Losing JOI (Read: “Joy”) in Rhode Island

None of the research-type projects that the RI Center for Freedom & Prosperity puts together are designed with an outcome in mind.  Sure, when we set out to score legislation as a means of rating legislators or to develop an index to present a better gauge for state’s economic progress, we have some expectation of the general range of the likely results, but we don’t reverse-engineer the design to hit targets.

What we’re really after are a quantification and a definition of principles that we sense to be true, because getting such things on the table allows conversation beyond conflicting assertions.  Still, sometimes even I’m surprised at (in my view) how well these things confirm my impressions, even in contravention of the received wisdom.

On our new Jobs & Opportunity Index (JOI), for example, the first monthly brief compares the narrative of the official unemployment rate — which is that the state has been improving and catching up with the rest of the country for years — with the narrative of the JOI findings — which is that Rhode Island has barely stopped losing ground, let alone recovering.  Indeed, the following table/chart, which isn’t published elsewhere, illustrates precisely the trend that I would have argued occurred over the last decade.


That’s a state-level ranking of states on JOI since 2005, and Rhode Island is the pink “line.”  What it shows is that Rhode Island was hovering at the better end of the bottom 10 states until the recession, which knocked us down a few steps.  We then held that relative position until around 2011, when the election and policies of Governor Chafee stood as a marker that the state wasn’t intending to make better decisions anytime soon, at which point we slipped to 48th.  We’ve been stuck there ever since.  (The simultaneous halt of the state’s education improvement is another telling point.)
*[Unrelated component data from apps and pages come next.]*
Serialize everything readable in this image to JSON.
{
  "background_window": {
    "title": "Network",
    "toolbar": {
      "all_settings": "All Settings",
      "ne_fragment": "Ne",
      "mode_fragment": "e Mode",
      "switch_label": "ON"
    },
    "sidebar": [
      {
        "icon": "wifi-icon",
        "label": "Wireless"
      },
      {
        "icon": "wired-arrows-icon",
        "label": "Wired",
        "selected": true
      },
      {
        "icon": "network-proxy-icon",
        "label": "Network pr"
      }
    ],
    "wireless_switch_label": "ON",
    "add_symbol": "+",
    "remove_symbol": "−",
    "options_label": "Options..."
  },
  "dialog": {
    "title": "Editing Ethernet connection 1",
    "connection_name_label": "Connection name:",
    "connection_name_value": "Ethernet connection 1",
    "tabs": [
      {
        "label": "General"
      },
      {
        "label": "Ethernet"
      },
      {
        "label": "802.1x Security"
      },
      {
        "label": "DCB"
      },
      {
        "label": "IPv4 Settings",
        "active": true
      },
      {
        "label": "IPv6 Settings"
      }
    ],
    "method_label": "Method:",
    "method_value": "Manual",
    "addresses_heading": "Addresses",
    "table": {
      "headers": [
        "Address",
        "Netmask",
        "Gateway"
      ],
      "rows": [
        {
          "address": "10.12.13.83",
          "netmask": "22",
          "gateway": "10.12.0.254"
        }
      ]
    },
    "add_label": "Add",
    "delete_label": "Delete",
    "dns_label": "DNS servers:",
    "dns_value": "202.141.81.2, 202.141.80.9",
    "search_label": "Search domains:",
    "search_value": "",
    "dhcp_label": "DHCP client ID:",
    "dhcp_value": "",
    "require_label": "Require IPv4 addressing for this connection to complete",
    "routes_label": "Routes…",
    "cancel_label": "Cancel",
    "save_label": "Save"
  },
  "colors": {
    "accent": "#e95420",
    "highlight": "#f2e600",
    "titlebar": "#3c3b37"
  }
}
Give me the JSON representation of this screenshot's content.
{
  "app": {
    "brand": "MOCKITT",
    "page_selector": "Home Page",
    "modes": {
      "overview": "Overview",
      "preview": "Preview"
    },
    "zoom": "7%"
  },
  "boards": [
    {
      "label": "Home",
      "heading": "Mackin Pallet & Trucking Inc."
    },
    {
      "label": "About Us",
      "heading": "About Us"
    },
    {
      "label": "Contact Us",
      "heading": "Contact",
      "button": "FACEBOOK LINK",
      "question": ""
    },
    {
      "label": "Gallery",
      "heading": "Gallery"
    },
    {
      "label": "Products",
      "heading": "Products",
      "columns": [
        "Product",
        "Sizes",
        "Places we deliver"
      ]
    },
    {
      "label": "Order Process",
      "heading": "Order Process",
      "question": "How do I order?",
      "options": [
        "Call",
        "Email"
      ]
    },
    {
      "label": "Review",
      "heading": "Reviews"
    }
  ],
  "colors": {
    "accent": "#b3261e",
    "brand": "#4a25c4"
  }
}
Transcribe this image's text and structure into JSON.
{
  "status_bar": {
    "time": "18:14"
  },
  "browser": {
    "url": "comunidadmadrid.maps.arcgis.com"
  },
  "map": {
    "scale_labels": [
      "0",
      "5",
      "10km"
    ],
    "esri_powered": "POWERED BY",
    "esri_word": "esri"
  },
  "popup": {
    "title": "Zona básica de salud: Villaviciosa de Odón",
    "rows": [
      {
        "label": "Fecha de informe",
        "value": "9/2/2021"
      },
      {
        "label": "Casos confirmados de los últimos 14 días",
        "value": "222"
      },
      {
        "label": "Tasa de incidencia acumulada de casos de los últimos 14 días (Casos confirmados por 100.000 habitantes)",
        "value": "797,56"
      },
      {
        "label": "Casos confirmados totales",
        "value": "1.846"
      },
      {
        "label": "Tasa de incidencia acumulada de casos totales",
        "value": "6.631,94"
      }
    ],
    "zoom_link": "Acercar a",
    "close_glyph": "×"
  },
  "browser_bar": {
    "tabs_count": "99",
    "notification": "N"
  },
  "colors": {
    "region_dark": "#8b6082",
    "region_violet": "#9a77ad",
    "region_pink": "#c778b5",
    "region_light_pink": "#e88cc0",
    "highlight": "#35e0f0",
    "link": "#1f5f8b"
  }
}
Time will tell if the approach of Governor Raimondo and House Speaker Mattiello to the economy makes any difference, but I don’t expect to see much improvement.  Trying to pick winners in the economy while reeducating the population to fit the mold that connected employers want and emphasizing the health of the government and its clients isn’t a formula for broad success.

Token Tax Cuts are Meaningless Without Spending Cuts

WPRI’s Dan McGowan offers a very good breakdown of Providence Mayor Elorza’s proposed budget.

Providence Mayor Jorge Elorza proposed a budget Wednesday that slightly reduces residential and commercial property tax rates but still results in an overall increase in actual taxes for most city residents thanks to a large spike in property values. …

Elorza’s $716.8-million tax-and-spending plan for the fiscal year that begins July 1 also increases the car tax exemption to $2,000, which will result in about 6,500 low-value vehicles coming off the tax roll. All told, the mayor’s budget anticipates an additional $13.1 million in new revenue through taxes.

But because Mayor Elorza hasn’t reduced spending in his proposed budget, he has simply adjusted the tax burden slightly so he can say he (modestly) reduced the very unpopular car tax. Providence taxpayers would still pay more in taxes overall.

In a Kathy Gregg ProJo article today, Governor Raimondo and Speaker Mattiello are similarly making noises about cutting this or that tax, presumably in part on the basis of an unexpected rise in gaming revenue. But any tax cut would not be permanent, or would need to be replaced with a tax increase someplace else, if they don’t reduce spending the budget and gaming revenues fall, as everyone agrees they inevitably will.

Back to top

Interviews & Profiles

Arthur Christopher Schaper: Cicilline’s “Grand Theft Auto” Sanctuary City

Arthur Christopher Schaper asks illegal immigration expert Jessica Vaughn about the consequences of sanctuary city policies under former Providence Mayor David Cicilline.

10 News Conference Wingmen, Episode 46 (Congressional Debates)

Rob Paquin and Bob Plain discuss the candidates for U.S. Congress from Rhode Island (mostly by way of the issues).

10 News Conference Wingmen, Episode 45 (Secretary of State Debate)

Rob Paquin and Bob Plain discuss a debate between candidates for RI Secretary of State and related topics.

Back to top